* [Source material]:

────────

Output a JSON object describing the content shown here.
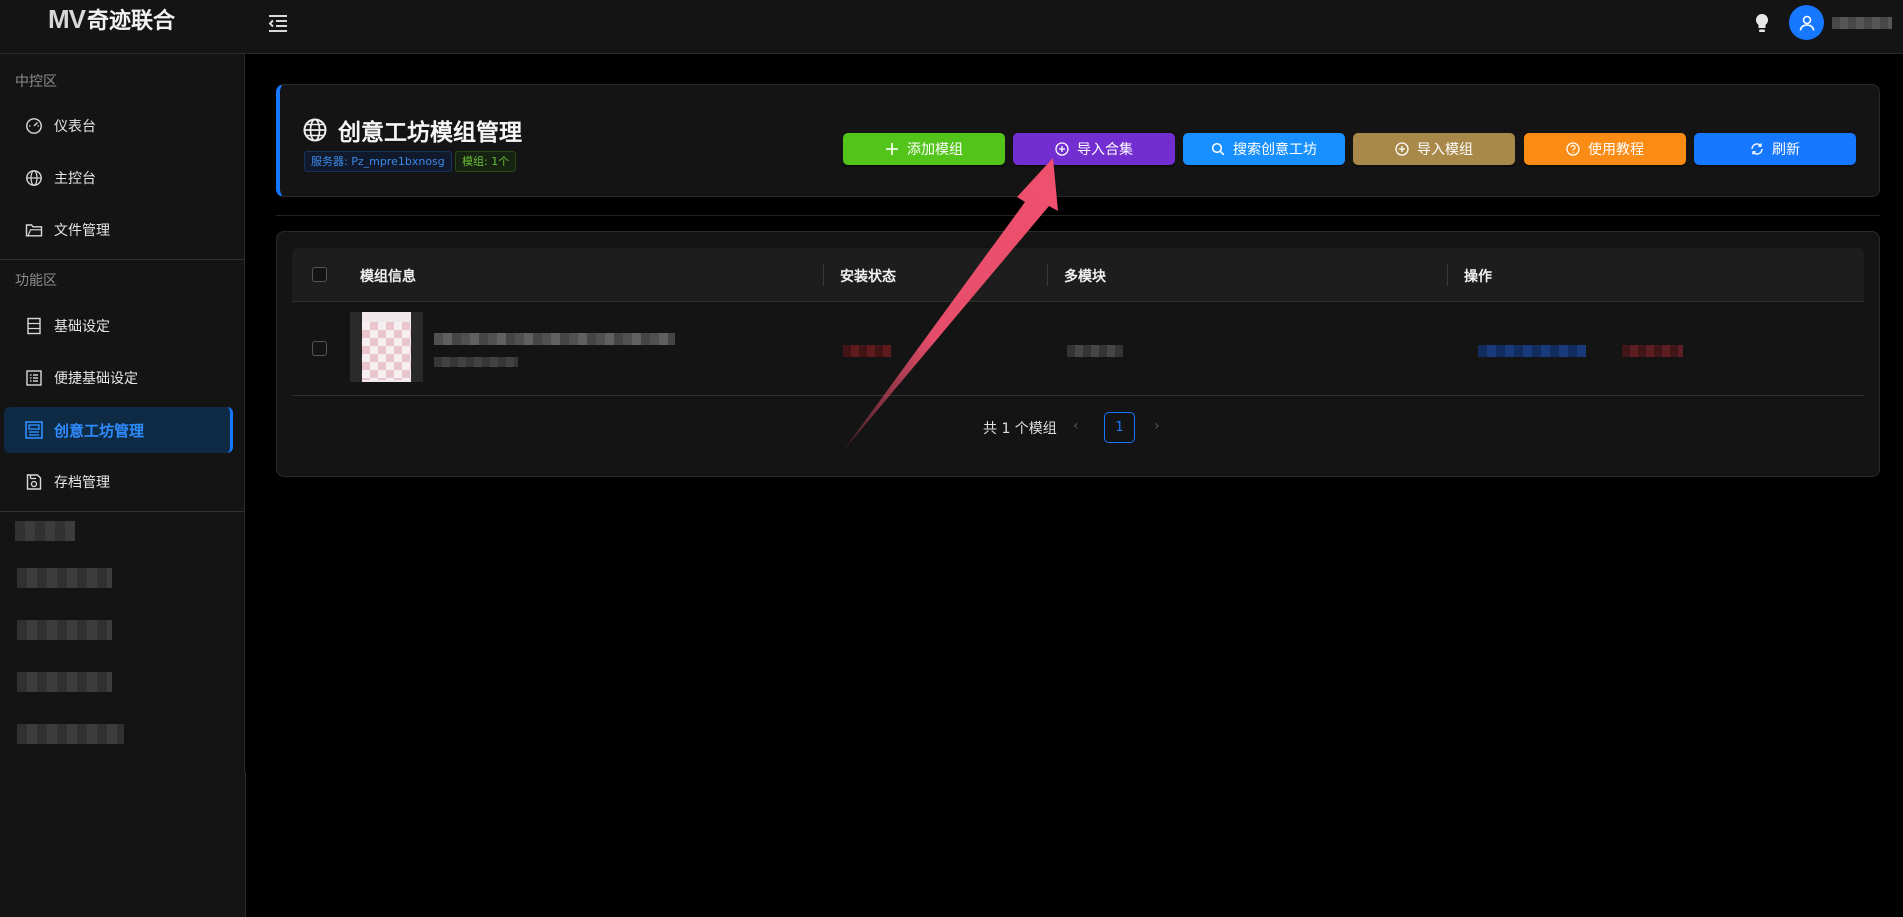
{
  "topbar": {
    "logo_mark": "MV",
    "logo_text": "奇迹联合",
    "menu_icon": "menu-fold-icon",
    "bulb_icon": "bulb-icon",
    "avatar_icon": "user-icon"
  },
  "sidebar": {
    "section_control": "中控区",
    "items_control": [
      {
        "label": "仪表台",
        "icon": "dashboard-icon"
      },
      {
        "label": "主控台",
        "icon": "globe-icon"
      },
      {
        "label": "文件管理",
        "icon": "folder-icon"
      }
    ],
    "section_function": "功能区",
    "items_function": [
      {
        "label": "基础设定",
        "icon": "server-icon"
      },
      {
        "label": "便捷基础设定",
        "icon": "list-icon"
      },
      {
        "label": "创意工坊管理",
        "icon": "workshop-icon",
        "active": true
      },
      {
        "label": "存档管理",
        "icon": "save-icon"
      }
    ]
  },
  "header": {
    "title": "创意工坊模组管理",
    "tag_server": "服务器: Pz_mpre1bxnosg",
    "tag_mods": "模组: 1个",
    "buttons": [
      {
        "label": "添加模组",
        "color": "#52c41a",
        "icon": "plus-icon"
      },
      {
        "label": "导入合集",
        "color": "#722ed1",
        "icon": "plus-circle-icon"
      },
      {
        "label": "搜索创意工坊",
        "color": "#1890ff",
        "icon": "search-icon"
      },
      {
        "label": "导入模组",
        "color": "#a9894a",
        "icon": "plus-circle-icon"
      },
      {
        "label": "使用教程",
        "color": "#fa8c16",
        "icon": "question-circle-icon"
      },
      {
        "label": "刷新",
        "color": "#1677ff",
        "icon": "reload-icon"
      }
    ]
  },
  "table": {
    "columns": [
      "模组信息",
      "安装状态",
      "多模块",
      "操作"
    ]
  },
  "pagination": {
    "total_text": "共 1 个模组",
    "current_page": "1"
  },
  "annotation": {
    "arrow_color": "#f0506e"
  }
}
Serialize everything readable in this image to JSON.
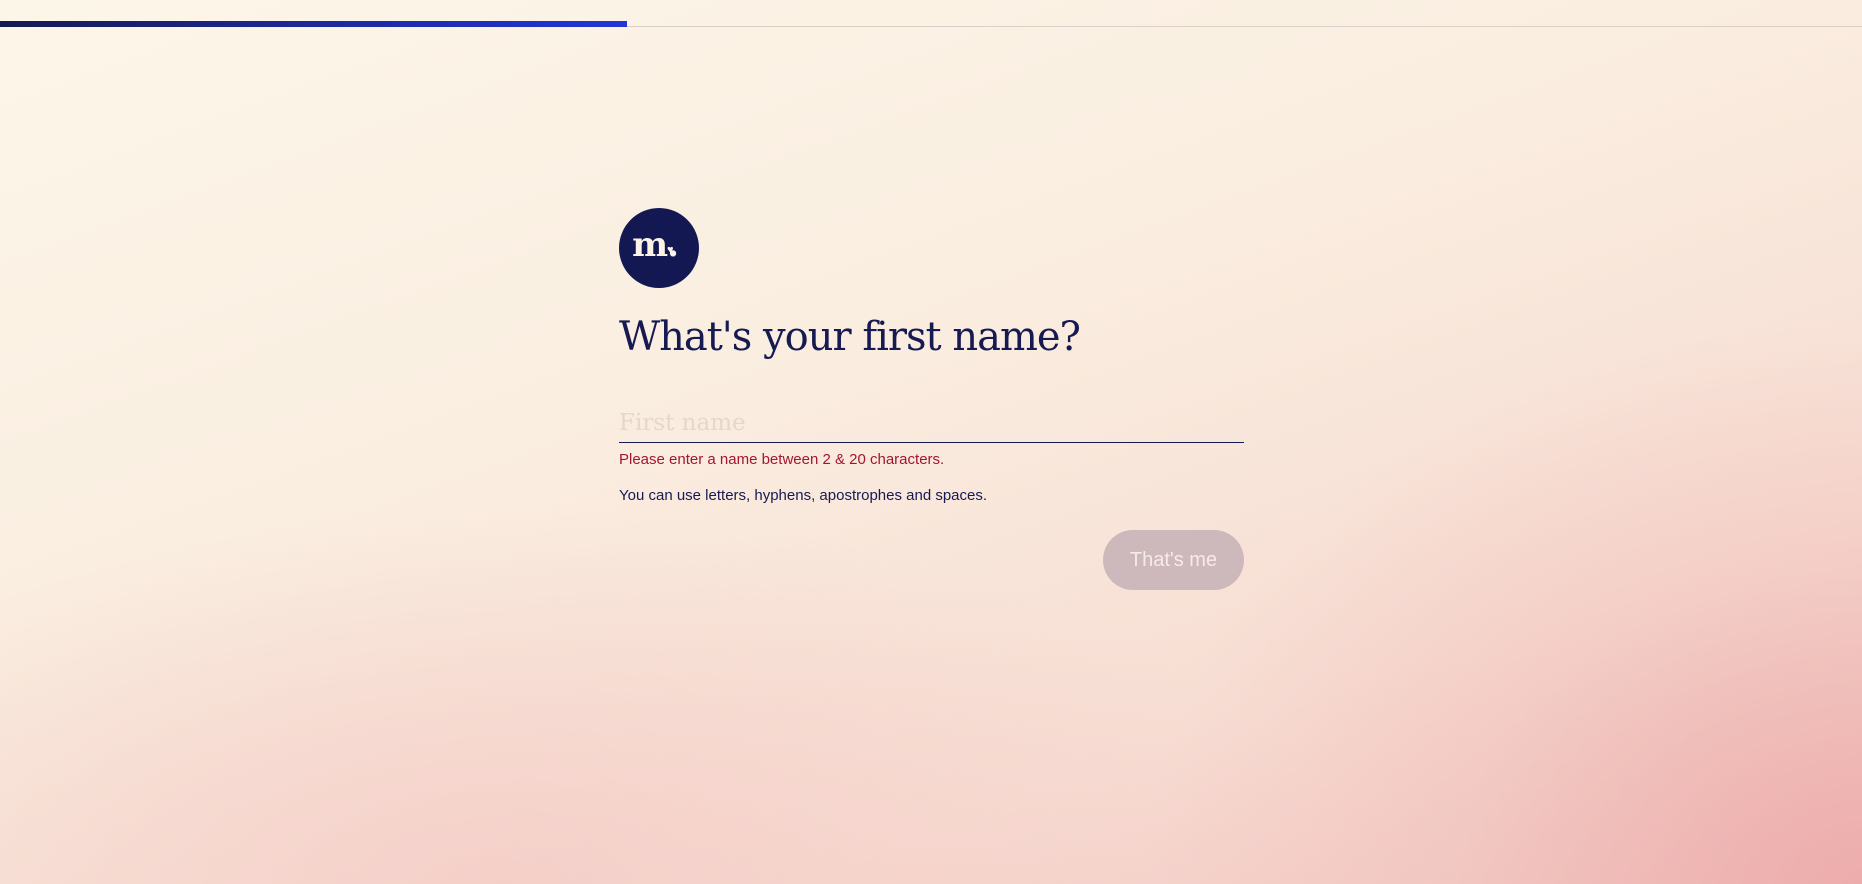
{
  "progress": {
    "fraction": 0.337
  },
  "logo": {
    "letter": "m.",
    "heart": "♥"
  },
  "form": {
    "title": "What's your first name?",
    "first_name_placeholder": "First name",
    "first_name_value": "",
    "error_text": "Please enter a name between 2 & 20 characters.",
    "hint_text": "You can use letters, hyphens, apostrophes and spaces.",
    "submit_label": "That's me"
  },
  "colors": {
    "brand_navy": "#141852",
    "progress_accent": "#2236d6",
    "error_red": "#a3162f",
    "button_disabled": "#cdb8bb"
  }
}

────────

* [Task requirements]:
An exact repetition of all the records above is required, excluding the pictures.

* [Result]:
Output a JSON object describing the content shown here.
{
  "topbar": {
    "logo_mark": "MV",
    "logo_text": "奇迹联合",
    "menu_icon": "menu-fold-icon",
    "bulb_icon": "bulb-icon",
    "avatar_icon": "user-icon"
  },
  "sidebar": {
    "section_control": "中控区",
    "items_control": [
      {
        "label": "仪表台",
        "icon": "dashboard-icon"
      },
      {
        "label": "主控台",
        "icon": "globe-icon"
      },
      {
        "label": "文件管理",
        "icon": "folder-icon"
      }
    ],
    "section_function": "功能区",
    "items_function": [
      {
        "label": "基础设定",
        "icon": "server-icon"
      },
      {
        "label": "便捷基础设定",
        "icon": "list-icon"
      },
      {
        "label": "创意工坊管理",
        "icon": "workshop-icon",
        "active": true
      },
      {
        "label": "存档管理",
        "icon": "save-icon"
      }
    ]
  },
  "header": {
    "title": "创意工坊模组管理",
    "tag_server": "服务器: Pz_mpre1bxnosg",
    "tag_mods": "模组: 1个",
    "buttons": [
      {
        "label": "添加模组",
        "color": "#52c41a",
        "icon": "plus-icon"
      },
      {
        "label": "导入合集",
        "color": "#722ed1",
        "icon": "plus-circle-icon"
      },
      {
        "label": "搜索创意工坊",
        "color": "#1890ff",
        "icon": "search-icon"
      },
      {
        "label": "导入模组",
        "color": "#a9894a",
        "icon": "plus-circle-icon"
      },
      {
        "label": "使用教程",
        "color": "#fa8c16",
        "icon": "question-circle-icon"
      },
      {
        "label": "刷新",
        "color": "#1677ff",
        "icon": "reload-icon"
      }
    ]
  },
  "table": {
    "columns": [
      "模组信息",
      "安装状态",
      "多模块",
      "操作"
    ]
  },
  "pagination": {
    "total_text": "共 1 个模组",
    "current_page": "1"
  },
  "annotation": {
    "arrow_color": "#f0506e"
  }
}
Serialize everything readable in this image to JSON.
{
  "progress": {
    "fraction": 0.337
  },
  "logo": {
    "letter": "m.",
    "heart": "♥"
  },
  "form": {
    "title": "What's your first name?",
    "first_name_placeholder": "First name",
    "first_name_value": "",
    "error_text": "Please enter a name between 2 & 20 characters.",
    "hint_text": "You can use letters, hyphens, apostrophes and spaces.",
    "submit_label": "That's me"
  },
  "colors": {
    "brand_navy": "#141852",
    "progress_accent": "#2236d6",
    "error_red": "#a3162f",
    "button_disabled": "#cdb8bb"
  }
}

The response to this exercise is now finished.